  6. Decentralisation of responsibilities allows for disaster responses that are more rapid, better informed about local needs and able to adapt or improvise where necessary. Organisations operating locally may need to develop their own preparedness plans, especially where there is little likelihood of support from government or external agencies, perhaps because the government is ineffective or the area is very remote. But in most cases, some degree of coordination with official agencies is vital to make the most of available capacities and avoid duplication of effort. Plans may also have to be translated into local languages in order to engage local people and their organisations.
  7. Plans should be ‘owned’ by everyone involved. For a plan to work, people must believe in it and be committed to it. At government level, enabling legislation and adequate resources (especially funding) are key indicators of commitment, as is support from a senior figure such as a president or prime minister. Some of the indicators set out in Chapter 2 may be helpful in assessing the commitment of other agencies.
  8. Where there are institutional weaknesses, strengthen existing structures rather than creating new ones. The latter approach adds to the bureaucracy and creates confusion between organisations with similar mandates. The arrival of international relief teams after major disasters often creates ad hoc, parallel structures that confuse the situation even further and overwhelm local agencies and systems.
  9. Plans must be based on reliable and comprehensive information covering all relevant aspects of hazards, risks, vulnerabilities and capacities. Analysis of past events and how they were managed is a central part of this information base, but it is also important to anticipate events that are likely to happen in the future, which may be very different from those in the past.
  10. Planning must prepare for extreme events and chaotic situations. These will require a different scale and type of response than routine emergencies. Although smaller events can be disastrous at local level, major disasters are quite different in their scale and often in the nature of their impact.

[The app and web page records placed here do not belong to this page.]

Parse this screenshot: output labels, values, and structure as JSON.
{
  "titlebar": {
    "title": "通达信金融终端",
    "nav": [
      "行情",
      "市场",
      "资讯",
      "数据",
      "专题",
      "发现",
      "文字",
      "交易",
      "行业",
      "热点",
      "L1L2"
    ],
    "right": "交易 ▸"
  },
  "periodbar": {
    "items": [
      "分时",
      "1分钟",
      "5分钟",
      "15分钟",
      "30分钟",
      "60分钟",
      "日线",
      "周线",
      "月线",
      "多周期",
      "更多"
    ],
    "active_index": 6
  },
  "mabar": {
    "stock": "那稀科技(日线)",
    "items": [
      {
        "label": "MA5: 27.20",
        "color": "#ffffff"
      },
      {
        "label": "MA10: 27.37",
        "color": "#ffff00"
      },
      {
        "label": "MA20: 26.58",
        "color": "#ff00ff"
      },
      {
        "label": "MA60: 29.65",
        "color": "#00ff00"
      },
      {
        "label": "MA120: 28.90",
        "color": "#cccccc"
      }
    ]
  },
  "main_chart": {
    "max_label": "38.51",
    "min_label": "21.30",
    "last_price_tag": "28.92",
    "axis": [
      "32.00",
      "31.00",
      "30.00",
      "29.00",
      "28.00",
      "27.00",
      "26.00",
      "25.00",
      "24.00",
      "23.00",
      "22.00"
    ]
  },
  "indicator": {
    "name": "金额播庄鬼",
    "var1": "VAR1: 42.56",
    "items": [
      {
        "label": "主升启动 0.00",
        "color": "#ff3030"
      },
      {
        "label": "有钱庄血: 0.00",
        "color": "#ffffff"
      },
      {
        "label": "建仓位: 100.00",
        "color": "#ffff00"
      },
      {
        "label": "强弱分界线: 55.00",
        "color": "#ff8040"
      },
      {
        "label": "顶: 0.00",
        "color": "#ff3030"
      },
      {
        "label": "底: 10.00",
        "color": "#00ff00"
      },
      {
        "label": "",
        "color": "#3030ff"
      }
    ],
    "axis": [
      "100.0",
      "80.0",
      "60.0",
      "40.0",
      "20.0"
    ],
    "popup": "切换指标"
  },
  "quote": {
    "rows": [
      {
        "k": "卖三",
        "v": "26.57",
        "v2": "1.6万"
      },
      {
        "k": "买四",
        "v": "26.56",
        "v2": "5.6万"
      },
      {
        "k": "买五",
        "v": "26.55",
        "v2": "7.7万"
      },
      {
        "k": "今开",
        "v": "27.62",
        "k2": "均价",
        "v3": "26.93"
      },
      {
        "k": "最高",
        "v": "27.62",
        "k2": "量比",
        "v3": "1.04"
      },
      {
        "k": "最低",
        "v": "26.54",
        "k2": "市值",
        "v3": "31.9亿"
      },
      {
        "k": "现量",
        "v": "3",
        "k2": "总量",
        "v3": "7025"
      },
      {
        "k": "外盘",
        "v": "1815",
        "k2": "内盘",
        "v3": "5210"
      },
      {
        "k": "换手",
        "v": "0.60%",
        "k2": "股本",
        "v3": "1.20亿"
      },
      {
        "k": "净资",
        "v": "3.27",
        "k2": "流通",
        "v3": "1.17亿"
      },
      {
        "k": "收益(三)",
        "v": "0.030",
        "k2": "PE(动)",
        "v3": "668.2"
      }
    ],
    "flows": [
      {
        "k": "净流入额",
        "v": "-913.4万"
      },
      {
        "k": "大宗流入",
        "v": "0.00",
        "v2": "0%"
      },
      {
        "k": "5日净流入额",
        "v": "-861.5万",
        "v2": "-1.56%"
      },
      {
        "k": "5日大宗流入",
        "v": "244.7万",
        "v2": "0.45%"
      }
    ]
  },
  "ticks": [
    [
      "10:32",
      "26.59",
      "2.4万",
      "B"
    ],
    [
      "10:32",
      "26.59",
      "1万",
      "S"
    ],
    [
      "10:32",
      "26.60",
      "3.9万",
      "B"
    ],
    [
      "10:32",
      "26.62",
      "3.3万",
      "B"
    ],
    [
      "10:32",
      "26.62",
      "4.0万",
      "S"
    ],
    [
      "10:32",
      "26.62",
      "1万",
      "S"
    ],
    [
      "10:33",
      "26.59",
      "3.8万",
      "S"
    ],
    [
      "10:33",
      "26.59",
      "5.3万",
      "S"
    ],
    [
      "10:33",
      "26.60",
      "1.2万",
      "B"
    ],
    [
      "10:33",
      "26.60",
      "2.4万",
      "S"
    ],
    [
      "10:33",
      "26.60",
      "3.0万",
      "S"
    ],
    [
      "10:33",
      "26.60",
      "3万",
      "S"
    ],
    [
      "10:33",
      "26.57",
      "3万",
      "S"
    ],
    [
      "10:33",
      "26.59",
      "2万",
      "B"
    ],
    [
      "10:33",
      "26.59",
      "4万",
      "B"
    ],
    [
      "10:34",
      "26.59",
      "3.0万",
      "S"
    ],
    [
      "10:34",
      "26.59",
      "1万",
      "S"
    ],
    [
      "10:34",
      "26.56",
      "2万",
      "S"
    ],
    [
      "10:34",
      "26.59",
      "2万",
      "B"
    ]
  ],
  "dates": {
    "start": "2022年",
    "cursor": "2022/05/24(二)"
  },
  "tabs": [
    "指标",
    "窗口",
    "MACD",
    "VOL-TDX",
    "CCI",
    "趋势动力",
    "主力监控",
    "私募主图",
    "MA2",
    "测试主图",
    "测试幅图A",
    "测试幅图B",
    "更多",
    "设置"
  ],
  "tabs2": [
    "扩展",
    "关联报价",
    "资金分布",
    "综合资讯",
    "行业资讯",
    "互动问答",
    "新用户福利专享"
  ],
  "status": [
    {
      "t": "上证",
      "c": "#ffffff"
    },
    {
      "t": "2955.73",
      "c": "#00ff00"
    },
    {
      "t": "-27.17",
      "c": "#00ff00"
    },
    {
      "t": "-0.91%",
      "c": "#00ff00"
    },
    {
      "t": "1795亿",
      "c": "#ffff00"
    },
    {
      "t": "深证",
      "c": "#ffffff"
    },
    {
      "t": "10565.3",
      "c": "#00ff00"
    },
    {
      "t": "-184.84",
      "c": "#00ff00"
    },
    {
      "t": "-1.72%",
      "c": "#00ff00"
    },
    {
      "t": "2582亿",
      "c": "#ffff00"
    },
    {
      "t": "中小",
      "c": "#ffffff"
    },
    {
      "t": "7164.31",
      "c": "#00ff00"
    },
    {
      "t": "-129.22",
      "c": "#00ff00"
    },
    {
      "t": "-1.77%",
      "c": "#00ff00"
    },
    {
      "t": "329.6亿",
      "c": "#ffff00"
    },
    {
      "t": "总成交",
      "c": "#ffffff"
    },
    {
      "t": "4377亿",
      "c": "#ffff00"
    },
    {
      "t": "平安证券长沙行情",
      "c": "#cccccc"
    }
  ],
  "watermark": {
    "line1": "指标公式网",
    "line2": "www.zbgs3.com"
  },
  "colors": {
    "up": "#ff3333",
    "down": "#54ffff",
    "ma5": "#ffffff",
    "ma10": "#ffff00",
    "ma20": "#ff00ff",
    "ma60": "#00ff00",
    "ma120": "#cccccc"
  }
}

  11. Planning must reflect the needs of the community, especially the most vulnerable. This means that vulnerability and capacity analysis is essential in advance. Preparedness plans are usually much more aware of the vulnerability of critical facilities and infrastructure (e.g. emergency command centres, hospitals, power and water supplies, roads and bridges) than that of the human beings who live within their remit. When a disaster strikes, needs assessments need to be as quick and accurate as possible, and take the most vulnerable into account.
  12. The aim should be effective and timely response: providing what is most needed, when it is needed. In the aftermath of a disaster, people’s needs and priorities may change rapidly. Disaster managers must be able to identify and react to this.
  13. Planning should include plans for early recovery. Emergency response and humanitarian relief focus on reducing suffering and loss of life, but do not necessarily stimulate sustainable post-disaster recovery or prevent a return to previous conditions of vulnerability and risk (see Chapter 17). Many preparedness plans include mitigation and recovery, but this may be only for form’s sake. In practice, emergency systems usually do not have the capacity to undertake these complex, long-term tasks.
  14. Regular review and updating of plans, systems and procedures is essential. It is a good idea to do this soon after an event or, where hazards are seasonal, such as floods and cyclones, at the end of the season. It is also important to test plans in normal times, through emergency exercises, simulations, practice drills and public awareness days.